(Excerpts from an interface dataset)

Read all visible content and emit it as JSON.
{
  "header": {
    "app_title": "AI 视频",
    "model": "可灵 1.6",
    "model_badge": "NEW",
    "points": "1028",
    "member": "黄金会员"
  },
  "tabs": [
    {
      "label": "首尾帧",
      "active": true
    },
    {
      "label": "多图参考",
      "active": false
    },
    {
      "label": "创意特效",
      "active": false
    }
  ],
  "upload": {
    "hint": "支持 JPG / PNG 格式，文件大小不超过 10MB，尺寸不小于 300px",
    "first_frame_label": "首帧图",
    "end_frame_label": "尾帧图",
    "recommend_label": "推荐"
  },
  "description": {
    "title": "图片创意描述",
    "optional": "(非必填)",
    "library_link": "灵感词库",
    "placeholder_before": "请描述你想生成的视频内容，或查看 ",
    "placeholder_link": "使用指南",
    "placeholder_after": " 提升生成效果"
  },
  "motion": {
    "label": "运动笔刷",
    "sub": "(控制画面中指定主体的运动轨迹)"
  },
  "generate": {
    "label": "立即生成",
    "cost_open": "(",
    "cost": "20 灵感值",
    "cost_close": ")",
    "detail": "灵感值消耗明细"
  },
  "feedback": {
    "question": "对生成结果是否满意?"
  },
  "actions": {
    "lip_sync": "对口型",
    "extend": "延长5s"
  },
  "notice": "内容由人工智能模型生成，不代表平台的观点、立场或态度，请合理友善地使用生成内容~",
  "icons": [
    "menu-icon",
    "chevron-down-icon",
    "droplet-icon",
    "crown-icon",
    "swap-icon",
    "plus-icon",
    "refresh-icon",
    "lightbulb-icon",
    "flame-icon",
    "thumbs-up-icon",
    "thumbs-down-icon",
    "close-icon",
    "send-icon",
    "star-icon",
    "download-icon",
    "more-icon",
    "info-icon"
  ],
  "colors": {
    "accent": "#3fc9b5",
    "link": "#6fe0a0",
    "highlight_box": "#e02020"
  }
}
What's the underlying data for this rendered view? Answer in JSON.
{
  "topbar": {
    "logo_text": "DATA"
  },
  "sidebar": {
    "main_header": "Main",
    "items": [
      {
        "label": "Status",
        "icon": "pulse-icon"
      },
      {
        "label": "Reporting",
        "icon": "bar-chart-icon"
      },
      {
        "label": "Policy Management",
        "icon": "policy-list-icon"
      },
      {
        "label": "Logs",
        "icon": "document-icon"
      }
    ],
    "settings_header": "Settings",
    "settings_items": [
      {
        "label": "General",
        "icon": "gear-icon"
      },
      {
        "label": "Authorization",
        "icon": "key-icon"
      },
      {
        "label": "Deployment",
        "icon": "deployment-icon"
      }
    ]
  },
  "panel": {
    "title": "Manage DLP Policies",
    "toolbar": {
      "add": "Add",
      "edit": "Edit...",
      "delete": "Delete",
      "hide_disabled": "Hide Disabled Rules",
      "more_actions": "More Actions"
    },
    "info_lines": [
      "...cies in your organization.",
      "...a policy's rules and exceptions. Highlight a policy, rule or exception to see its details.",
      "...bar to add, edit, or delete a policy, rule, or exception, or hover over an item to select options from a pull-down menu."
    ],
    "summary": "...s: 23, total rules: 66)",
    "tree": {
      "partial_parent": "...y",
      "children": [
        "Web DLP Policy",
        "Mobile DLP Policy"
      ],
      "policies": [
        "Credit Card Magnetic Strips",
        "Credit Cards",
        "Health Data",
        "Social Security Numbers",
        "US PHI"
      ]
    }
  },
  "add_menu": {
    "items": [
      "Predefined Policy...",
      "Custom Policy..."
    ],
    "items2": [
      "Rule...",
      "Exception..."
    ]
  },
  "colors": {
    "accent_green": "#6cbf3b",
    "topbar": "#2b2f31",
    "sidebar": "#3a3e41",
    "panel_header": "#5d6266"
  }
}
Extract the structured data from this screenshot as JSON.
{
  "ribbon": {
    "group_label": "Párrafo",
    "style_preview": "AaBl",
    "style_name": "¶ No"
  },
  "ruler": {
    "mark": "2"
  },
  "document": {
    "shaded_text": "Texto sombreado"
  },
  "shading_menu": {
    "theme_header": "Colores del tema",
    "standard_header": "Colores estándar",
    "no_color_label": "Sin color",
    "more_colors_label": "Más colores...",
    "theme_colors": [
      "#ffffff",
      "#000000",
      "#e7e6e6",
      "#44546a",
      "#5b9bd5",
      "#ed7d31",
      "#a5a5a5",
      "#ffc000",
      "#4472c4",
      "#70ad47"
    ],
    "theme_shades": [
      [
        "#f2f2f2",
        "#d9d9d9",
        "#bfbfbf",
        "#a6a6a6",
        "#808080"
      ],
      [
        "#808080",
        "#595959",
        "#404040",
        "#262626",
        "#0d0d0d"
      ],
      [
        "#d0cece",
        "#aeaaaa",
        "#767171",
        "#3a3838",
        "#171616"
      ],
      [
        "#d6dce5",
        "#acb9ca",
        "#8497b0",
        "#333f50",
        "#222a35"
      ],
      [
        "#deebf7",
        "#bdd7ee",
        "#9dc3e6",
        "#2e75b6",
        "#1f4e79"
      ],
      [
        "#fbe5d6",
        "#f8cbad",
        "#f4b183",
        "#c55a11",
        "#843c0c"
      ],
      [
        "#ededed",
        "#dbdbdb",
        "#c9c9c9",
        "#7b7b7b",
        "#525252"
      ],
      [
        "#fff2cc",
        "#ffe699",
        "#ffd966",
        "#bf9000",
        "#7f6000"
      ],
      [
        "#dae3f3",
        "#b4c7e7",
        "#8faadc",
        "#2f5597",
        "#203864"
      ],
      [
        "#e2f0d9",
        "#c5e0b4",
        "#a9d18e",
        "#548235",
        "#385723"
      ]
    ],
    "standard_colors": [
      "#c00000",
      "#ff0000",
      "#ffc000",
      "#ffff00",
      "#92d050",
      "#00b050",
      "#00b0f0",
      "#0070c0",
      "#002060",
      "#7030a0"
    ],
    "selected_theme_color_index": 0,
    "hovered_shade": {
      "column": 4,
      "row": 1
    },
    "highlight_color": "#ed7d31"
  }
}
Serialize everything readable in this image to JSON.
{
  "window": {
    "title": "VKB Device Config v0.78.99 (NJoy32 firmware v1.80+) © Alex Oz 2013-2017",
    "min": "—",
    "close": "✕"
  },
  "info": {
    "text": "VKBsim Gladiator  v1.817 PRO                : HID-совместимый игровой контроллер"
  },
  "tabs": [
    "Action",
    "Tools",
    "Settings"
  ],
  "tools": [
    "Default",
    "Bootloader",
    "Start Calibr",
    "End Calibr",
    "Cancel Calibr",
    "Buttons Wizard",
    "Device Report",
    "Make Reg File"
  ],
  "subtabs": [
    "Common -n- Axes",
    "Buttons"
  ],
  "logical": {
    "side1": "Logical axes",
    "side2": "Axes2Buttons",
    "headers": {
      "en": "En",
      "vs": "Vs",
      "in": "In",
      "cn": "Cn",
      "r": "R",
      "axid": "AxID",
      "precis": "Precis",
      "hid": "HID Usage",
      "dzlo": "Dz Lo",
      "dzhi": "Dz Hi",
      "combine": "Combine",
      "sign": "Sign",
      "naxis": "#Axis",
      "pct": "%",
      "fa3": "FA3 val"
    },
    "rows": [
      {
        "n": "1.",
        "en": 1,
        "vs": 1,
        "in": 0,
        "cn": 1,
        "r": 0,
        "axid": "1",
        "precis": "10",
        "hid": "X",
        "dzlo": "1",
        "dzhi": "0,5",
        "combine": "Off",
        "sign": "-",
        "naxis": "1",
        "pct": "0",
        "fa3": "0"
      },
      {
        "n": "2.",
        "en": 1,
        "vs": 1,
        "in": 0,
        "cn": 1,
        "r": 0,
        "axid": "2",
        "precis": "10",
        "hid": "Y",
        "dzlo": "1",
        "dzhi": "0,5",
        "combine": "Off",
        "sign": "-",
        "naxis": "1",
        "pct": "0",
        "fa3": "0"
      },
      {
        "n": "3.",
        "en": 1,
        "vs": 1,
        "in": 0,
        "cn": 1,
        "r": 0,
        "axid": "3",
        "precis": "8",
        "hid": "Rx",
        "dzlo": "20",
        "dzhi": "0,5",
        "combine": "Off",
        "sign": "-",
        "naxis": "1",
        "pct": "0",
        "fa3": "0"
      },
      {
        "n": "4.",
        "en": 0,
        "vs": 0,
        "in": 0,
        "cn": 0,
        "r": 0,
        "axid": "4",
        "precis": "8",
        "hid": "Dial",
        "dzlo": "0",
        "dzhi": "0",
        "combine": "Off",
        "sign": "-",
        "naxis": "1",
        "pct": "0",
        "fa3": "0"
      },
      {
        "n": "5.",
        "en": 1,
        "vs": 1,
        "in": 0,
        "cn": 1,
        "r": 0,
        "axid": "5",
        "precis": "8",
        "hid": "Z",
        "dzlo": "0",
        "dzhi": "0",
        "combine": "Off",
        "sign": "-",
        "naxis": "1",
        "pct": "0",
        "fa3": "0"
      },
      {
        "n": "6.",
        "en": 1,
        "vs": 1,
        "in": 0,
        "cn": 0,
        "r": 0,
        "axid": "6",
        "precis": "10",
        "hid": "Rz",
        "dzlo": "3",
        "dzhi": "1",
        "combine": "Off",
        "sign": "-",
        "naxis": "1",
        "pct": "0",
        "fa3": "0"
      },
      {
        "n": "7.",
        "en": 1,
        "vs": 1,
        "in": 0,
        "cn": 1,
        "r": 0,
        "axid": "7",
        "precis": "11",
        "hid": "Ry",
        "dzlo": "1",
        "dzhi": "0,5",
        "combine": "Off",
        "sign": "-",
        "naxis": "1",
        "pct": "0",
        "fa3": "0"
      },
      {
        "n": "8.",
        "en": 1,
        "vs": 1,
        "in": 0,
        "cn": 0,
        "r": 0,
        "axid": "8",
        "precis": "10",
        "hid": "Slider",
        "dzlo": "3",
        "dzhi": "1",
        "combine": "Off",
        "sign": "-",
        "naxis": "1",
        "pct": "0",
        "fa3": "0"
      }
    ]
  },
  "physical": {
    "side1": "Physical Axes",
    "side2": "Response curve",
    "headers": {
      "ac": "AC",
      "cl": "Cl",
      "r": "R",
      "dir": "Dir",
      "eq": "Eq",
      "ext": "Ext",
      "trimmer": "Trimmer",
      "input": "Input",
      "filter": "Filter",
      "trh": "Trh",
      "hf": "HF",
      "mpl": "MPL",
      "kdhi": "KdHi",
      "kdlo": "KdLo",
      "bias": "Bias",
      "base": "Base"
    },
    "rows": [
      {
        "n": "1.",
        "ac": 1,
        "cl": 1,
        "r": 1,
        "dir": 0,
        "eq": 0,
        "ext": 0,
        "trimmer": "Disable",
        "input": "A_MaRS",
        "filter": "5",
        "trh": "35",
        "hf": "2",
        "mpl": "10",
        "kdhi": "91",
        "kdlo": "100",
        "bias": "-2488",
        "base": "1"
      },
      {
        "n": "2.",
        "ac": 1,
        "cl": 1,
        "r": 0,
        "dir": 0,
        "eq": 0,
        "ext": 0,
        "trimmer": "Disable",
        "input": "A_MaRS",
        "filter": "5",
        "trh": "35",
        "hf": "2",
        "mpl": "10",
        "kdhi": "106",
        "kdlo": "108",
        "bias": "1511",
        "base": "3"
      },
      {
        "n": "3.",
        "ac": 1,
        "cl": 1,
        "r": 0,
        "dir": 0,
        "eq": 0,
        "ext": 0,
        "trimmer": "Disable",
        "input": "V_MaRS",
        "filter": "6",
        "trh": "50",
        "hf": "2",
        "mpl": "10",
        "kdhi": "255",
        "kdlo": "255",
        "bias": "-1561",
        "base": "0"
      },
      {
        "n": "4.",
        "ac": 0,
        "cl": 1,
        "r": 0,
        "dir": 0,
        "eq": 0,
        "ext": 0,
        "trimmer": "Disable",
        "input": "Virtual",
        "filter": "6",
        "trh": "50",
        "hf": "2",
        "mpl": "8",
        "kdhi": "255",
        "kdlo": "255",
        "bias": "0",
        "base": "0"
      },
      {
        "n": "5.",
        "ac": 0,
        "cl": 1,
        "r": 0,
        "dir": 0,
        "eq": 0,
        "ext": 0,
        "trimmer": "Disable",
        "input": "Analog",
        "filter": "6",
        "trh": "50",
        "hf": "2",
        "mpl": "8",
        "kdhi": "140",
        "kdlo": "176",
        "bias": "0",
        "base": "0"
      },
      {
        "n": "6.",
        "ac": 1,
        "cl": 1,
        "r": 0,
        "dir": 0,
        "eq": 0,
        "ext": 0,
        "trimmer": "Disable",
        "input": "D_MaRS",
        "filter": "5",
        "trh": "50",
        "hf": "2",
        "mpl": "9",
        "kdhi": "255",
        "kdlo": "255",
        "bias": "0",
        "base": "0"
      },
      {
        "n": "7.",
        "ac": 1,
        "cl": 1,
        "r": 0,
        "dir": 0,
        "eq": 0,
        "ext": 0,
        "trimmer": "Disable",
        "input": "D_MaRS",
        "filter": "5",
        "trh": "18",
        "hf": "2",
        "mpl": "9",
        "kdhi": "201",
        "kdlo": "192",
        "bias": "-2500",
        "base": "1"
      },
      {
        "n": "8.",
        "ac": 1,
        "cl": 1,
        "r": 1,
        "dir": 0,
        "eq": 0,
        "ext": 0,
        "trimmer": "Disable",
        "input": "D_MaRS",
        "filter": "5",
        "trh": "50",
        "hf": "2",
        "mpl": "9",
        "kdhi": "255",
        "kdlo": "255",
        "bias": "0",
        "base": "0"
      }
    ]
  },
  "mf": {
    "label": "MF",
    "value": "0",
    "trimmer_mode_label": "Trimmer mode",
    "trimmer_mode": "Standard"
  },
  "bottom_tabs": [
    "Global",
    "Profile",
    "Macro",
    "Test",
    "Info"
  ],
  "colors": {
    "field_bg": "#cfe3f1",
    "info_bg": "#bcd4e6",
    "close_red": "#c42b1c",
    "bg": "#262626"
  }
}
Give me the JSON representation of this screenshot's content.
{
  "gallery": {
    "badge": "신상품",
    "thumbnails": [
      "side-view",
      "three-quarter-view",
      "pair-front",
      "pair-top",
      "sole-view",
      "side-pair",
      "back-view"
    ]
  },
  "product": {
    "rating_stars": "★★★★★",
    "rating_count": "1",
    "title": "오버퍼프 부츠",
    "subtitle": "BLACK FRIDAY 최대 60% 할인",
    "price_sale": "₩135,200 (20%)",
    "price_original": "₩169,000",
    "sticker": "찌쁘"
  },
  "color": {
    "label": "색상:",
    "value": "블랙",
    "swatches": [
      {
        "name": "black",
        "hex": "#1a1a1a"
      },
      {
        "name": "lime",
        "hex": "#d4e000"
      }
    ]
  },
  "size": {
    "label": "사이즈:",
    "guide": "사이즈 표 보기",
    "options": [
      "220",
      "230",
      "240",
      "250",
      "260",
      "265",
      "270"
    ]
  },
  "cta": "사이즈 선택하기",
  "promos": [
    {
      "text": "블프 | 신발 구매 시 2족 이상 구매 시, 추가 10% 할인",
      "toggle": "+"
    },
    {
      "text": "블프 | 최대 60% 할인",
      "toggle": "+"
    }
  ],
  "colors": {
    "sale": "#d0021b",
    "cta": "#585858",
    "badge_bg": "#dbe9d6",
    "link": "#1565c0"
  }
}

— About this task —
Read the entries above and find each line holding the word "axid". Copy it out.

— Response —
      "axid": "AxID",
        "axid": "1",
        "axid": "2",
        "axid": "3",
        "axid": "4",
        "axid": "5",
        "axid": "6",
        "axid": "7",
        "axid": "8",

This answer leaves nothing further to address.